- [Problem details]: Reading the records below, find how many lines include the word "chevron" and give that number alone.

=-=-=

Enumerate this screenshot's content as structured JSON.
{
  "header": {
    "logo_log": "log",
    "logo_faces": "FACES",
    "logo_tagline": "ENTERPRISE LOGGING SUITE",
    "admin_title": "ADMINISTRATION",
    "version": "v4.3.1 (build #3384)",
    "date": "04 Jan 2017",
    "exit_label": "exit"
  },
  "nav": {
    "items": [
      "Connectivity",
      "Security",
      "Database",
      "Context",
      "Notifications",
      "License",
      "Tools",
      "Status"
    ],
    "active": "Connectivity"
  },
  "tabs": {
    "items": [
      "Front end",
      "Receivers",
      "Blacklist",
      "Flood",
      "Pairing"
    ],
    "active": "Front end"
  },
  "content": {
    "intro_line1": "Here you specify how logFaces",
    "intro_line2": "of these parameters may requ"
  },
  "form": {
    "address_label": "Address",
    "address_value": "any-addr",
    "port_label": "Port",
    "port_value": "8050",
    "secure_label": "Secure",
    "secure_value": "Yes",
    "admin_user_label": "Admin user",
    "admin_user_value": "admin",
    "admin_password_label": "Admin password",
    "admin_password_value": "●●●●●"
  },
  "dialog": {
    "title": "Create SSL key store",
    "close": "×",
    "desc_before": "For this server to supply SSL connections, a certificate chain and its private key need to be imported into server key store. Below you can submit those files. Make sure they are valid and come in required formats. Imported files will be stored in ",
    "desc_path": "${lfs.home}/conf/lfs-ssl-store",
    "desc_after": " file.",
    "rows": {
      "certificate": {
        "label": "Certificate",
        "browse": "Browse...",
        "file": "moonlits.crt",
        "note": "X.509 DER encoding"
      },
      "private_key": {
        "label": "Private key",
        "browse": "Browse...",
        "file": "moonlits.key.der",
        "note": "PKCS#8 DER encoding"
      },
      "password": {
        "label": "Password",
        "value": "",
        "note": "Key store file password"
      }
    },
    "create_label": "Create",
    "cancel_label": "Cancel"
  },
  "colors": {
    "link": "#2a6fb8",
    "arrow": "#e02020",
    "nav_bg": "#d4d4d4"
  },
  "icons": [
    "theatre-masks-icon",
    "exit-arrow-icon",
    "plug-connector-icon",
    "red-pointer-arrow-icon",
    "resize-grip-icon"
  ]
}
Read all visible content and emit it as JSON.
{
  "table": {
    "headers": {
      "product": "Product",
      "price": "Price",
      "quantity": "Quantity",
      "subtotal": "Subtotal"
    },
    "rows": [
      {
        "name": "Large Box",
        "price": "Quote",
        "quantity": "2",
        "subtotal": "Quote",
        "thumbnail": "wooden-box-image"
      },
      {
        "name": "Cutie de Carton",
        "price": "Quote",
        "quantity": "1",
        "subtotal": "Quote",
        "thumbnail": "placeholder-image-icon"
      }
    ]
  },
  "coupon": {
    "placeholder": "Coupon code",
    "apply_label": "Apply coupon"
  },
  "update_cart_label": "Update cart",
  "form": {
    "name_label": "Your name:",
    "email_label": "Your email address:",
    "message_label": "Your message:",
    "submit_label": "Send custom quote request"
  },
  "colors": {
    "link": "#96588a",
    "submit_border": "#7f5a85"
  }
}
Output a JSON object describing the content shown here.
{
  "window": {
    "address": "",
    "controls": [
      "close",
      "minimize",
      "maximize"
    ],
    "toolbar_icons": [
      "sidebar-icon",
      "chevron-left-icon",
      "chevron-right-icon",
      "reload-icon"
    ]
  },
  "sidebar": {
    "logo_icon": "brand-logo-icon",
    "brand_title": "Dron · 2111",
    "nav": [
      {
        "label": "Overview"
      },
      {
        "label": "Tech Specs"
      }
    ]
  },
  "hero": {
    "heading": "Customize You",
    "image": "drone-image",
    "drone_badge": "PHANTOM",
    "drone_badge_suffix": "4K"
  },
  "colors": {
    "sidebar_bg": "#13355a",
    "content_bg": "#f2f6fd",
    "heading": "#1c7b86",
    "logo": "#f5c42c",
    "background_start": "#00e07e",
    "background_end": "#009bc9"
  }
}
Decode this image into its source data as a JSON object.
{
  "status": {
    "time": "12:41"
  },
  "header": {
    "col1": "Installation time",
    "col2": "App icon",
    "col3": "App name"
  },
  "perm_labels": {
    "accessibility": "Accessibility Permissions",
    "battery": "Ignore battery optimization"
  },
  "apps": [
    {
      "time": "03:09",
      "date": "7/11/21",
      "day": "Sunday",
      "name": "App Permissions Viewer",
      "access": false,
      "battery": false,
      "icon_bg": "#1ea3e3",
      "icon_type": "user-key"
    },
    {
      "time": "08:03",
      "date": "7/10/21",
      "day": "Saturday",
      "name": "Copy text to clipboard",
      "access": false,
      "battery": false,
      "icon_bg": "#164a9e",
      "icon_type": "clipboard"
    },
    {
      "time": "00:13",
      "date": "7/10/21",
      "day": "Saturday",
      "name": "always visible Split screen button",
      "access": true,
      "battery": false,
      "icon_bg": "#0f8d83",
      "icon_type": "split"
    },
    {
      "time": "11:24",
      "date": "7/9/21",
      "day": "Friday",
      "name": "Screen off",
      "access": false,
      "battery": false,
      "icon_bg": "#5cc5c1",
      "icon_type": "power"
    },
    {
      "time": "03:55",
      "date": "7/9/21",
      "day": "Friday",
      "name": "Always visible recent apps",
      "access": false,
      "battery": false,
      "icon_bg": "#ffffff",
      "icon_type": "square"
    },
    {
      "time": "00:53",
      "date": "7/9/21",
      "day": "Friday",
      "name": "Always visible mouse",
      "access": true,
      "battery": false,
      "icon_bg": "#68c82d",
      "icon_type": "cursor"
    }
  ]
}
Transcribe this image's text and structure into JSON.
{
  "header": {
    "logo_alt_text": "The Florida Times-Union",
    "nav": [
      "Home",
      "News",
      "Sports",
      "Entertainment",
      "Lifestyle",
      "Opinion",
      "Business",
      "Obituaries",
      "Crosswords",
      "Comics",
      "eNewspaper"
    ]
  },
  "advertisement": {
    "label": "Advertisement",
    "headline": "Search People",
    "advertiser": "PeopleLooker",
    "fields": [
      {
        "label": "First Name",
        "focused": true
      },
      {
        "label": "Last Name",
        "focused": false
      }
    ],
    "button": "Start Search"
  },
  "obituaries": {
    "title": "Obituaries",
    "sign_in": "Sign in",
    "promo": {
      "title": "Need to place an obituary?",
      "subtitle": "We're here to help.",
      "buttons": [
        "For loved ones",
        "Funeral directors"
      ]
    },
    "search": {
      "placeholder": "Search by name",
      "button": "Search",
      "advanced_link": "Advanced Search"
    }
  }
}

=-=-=

- [Response box]: 2